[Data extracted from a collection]
|---|

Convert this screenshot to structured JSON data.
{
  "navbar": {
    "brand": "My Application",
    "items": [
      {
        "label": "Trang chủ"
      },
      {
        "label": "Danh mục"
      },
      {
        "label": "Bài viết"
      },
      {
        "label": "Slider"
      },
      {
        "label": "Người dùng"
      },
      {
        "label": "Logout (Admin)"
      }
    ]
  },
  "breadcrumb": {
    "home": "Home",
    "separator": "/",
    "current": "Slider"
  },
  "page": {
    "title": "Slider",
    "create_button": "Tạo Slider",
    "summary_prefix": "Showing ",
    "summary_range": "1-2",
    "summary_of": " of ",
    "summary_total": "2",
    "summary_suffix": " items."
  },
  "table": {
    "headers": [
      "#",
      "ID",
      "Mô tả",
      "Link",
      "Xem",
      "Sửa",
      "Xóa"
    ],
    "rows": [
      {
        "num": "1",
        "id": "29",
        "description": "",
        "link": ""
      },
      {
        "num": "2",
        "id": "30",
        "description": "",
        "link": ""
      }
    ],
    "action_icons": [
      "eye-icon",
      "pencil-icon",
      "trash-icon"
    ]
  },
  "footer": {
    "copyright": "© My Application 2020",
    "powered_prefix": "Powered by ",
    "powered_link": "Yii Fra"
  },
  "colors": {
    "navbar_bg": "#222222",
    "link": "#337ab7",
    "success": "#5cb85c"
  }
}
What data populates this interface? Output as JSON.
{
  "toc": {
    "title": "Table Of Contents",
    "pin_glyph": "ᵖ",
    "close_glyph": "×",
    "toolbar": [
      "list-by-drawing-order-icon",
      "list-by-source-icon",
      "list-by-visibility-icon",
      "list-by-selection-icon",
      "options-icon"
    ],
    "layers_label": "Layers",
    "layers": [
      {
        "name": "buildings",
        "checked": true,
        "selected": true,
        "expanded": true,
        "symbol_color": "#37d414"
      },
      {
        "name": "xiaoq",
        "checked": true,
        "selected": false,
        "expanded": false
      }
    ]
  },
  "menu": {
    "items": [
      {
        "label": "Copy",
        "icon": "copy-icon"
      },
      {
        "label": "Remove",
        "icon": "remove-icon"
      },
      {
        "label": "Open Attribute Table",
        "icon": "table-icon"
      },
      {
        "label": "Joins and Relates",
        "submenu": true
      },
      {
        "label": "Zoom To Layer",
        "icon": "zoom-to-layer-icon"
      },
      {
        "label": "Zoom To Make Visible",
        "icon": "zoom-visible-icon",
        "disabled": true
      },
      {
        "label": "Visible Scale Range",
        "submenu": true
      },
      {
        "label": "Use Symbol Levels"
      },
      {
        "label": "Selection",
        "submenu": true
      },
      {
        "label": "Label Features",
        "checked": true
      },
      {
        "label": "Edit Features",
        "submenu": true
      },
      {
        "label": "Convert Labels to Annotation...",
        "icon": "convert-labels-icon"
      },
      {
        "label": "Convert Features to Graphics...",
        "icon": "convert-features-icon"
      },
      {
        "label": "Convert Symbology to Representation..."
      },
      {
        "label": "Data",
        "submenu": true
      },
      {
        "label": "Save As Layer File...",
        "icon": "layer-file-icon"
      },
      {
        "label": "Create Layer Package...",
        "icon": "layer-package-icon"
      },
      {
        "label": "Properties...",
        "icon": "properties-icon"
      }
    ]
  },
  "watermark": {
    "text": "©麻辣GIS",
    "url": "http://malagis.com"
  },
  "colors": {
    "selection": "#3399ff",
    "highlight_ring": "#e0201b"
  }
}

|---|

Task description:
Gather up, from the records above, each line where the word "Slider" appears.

Response for this exercise:
        "label": "Slider"
    "current": "Slider"
    "title": "Slider",
    "create_button": "Tạo Slider",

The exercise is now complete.